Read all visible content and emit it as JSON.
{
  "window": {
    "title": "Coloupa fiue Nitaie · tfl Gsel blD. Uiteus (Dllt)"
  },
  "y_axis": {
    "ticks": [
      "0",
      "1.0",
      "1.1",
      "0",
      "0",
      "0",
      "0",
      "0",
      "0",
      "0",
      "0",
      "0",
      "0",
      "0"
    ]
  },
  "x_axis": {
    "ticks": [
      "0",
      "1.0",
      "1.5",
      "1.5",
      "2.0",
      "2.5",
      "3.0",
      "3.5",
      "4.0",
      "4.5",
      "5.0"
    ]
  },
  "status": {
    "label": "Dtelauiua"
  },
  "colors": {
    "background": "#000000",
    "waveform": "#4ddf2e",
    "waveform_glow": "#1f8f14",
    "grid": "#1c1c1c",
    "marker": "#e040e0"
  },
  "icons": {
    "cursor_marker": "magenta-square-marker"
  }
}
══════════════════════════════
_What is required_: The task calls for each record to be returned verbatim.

_Final answer_:
Read all visible content and emit it as JSON.
{
  "window": {
    "title": "Coloupa fiue Nitaie · tfl Gsel blD. Uiteus (Dllt)"
  },
  "y_axis": {
    "ticks": [
      "0",
      "1.0",
      "1.1",
      "0",
      "0",
      "0",
      "0",
      "0",
      "0",
      "0",
      "0",
      "0",
      "0",
      "0"
    ]
  },
  "x_axis": {
    "ticks": [
      "0",
      "1.0",
      "1.5",
      "1.5",
      "2.0",
      "2.5",
      "3.0",
      "3.5",
      "4.0",
      "4.5",
      "5.0"
    ]
  },
  "status": {
    "label": "Dtelauiua"
  },
  "colors": {
    "background": "#000000",
    "waveform": "#4ddf2e",
    "waveform_glow": "#1f8f14",
    "grid": "#1c1c1c",
    "marker": "#e040e0"
  },
  "icons": {
    "cursor_marker": "magenta-square-marker"
  }
}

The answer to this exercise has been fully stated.